Task prompt
Gather all lines in the data that hold the string "JSON".

The data
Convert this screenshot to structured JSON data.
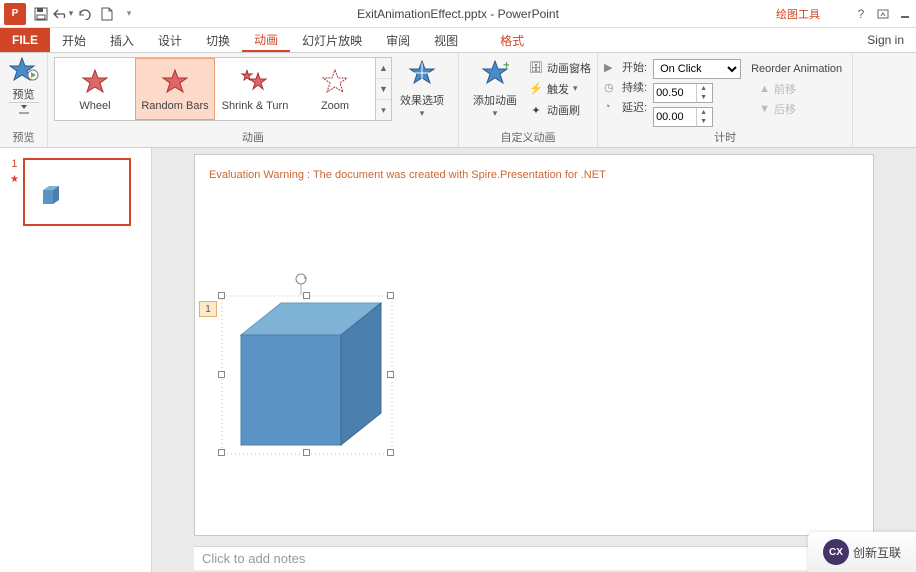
{
  "titlebar": {
    "app_icon": "P",
    "filename": "ExitAnimationEffect.pptx - PowerPoint",
    "context_tab": "绘图工具"
  },
  "tabs": {
    "file": "FILE",
    "items": [
      "开始",
      "插入",
      "设计",
      "切换",
      "动画",
      "幻灯片放映",
      "审阅",
      "视图"
    ],
    "format": "格式",
    "signin": "Sign in",
    "active_index": 4
  },
  "ribbon": {
    "preview": {
      "label": "预览",
      "footer": "预览"
    },
    "gallery": {
      "items": [
        "Wheel",
        "Random Bars",
        "Shrink & Turn",
        "Zoom"
      ],
      "selected_index": 1,
      "footer": "动画"
    },
    "effect_options": "效果选项",
    "add_animation": "添加动画",
    "advanced": {
      "pane": "动画窗格",
      "trigger": "触发",
      "painter": "动画刷",
      "footer": "自定义动画"
    },
    "timing": {
      "start_label": "开始:",
      "start_value": "On Click",
      "duration_label": "持续:",
      "duration_value": "00.50",
      "delay_label": "延迟:",
      "delay_value": "00.00",
      "footer": "计时"
    },
    "reorder": {
      "title": "Reorder Animation",
      "earlier": "前移",
      "later": "后移"
    }
  },
  "thumbs": {
    "slide_number": "1"
  },
  "slide": {
    "warning": "Evaluation Warning : The document was created with  Spire.Presentation for .NET",
    "anim_index": "1"
  },
  "notes": {
    "placeholder": "Click to add notes"
  },
  "watermark": {
    "logo": "CX",
    "text": "创新互联"
  },
  "chart_data": {
    "type": "table",
    "note": "no chart in image"
  }
}
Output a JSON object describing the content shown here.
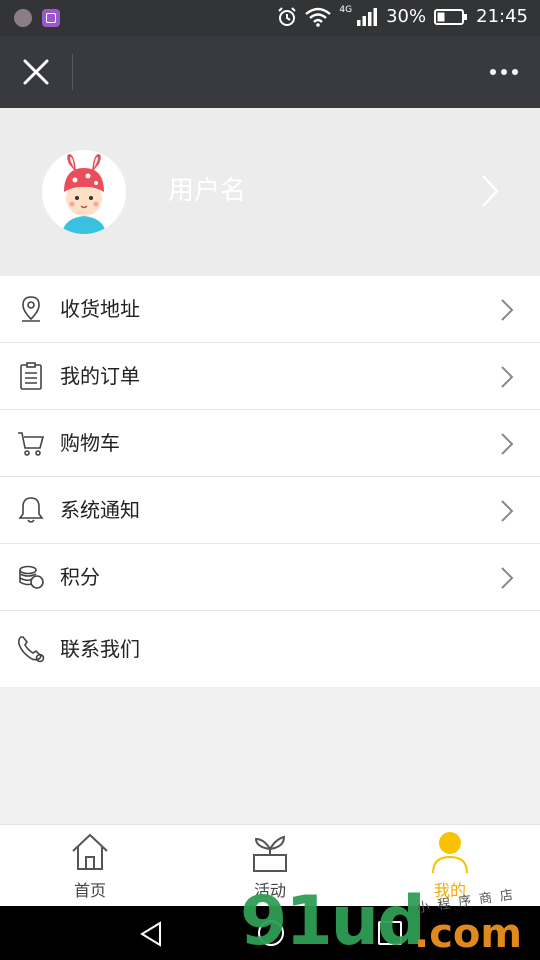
{
  "status_bar": {
    "network": "4G",
    "battery": "30%",
    "time": "21:45"
  },
  "title_bar": {
    "close_icon": "close-icon",
    "more_icon": "more-icon"
  },
  "profile": {
    "username": "用户名",
    "avatar_icon": "avatar-kid-bunny-hat"
  },
  "menu": {
    "items": [
      {
        "label": "收货地址",
        "icon": "location-pin-icon"
      },
      {
        "label": "我的订单",
        "icon": "clipboard-icon"
      },
      {
        "label": "购物车",
        "icon": "cart-icon"
      },
      {
        "label": "系统通知",
        "icon": "bell-icon"
      },
      {
        "label": "积分",
        "icon": "coins-icon"
      },
      {
        "label": "联系我们",
        "icon": "phone-icon"
      }
    ]
  },
  "tabs": [
    {
      "label": "首页",
      "icon": "home-icon"
    },
    {
      "label": "活动",
      "icon": "plant-icon"
    },
    {
      "label": "我的",
      "icon": "user-icon",
      "active": true
    }
  ],
  "watermark": {
    "main": "91ud",
    "suffix": ".com",
    "tag": "小程序商店"
  },
  "colors": {
    "status_bar": "#333436",
    "title_bar": "#393a3f",
    "active_tab": "#f0ac00",
    "page_bg": "#f0f0f0"
  }
}
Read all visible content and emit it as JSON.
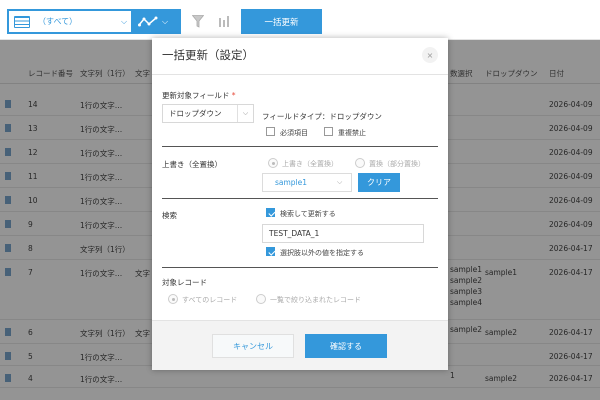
{
  "toolbar": {
    "view_label": "（すべて）",
    "bulk_update_label": "一括更新"
  },
  "list": {
    "headers": [
      "レコード番号",
      "文字列（1行）",
      "文字",
      "",
      "",
      "",
      "",
      "数選択",
      "ドロップダウン",
      "日付"
    ],
    "header_cols": {
      "record_no": "レコード番号",
      "text1": "文字列（1行）",
      "text2": "文字",
      "multi_select": "数選択",
      "dropdown": "ドロップダウン",
      "date": "日付"
    },
    "rows": [
      {
        "id": "14",
        "text1": "1行の文字…",
        "text2": "",
        "multi": "",
        "dropdown": "",
        "date": "2026-04-09"
      },
      {
        "id": "13",
        "text1": "1行の文字…",
        "text2": "",
        "multi": "",
        "dropdown": "",
        "date": "2026-04-09"
      },
      {
        "id": "12",
        "text1": "1行の文字…",
        "text2": "",
        "multi": "",
        "dropdown": "",
        "date": "2026-04-09"
      },
      {
        "id": "11",
        "text1": "1行の文字…",
        "text2": "",
        "multi": "",
        "dropdown": "",
        "date": "2026-04-09"
      },
      {
        "id": "10",
        "text1": "1行の文字…",
        "text2": "",
        "multi": "",
        "dropdown": "",
        "date": "2026-04-09"
      },
      {
        "id": "9",
        "text1": "1行の文字…",
        "text2": "",
        "multi": "",
        "dropdown": "",
        "date": "2026-04-09"
      },
      {
        "id": "8",
        "text1": "文字列（1行）",
        "text2": "",
        "multi": "",
        "dropdown": "",
        "date": "2026-04-17"
      },
      {
        "id": "7",
        "text1": "1行の文字…",
        "text2": "文字",
        "multi": "sample1\nsample2\nsample3\nsample4",
        "dropdown": "sample1",
        "date": "2026-04-17"
      },
      {
        "id": "6",
        "text1": "文字列（1行）",
        "text2": "文字",
        "multi": "sample2",
        "dropdown": "sample2",
        "date": "2026-04-17"
      },
      {
        "id": "5",
        "text1": "1行の文字…",
        "text2": "",
        "multi": "",
        "dropdown": "",
        "date": "2026-04-17"
      },
      {
        "id": "4",
        "text1": "1行の文字…",
        "text2": "",
        "multi": "1",
        "dropdown": "sample2",
        "date": "2026-04-17"
      }
    ]
  },
  "modal": {
    "title": "一括更新（設定）",
    "close_glyph": "×",
    "target_field_label": "更新対象フィールド",
    "required_mark": "*",
    "field_value": "ドロップダウン",
    "field_type": "フィールドタイプ：ドロップダウン",
    "required_label": "必須項目",
    "no_dup_label": "重複禁止",
    "overwrite_label": "上書き（全置換）",
    "radio_overwrite": "上書き（全置換）",
    "radio_replace": "置換（部分置換）",
    "value_select": "sample1",
    "clear_label": "クリア",
    "search_label": "検索",
    "search_update_label": "検索して更新する",
    "search_value": "TEST_DATA_1",
    "specify_other_label": "選択肢以外の値を指定する",
    "target_records_label": "対象レコード",
    "all_records": "すべてのレコード",
    "filtered_records": "一覧で絞り込まれたレコード",
    "cancel_label": "キャンセル",
    "confirm_label": "確認する"
  },
  "colors": {
    "accent": "#3498db",
    "required": "#e74c3c"
  },
  "icons": [
    "table-icon",
    "chevron-down-icon",
    "graph-icon",
    "filter-icon",
    "bar-chart-icon",
    "close-icon",
    "document-icon"
  ]
}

Response box
Convert this screenshot to structured JSON data.
Output a JSON object describing the content shown here.
Read all visible content and emit it as JSON.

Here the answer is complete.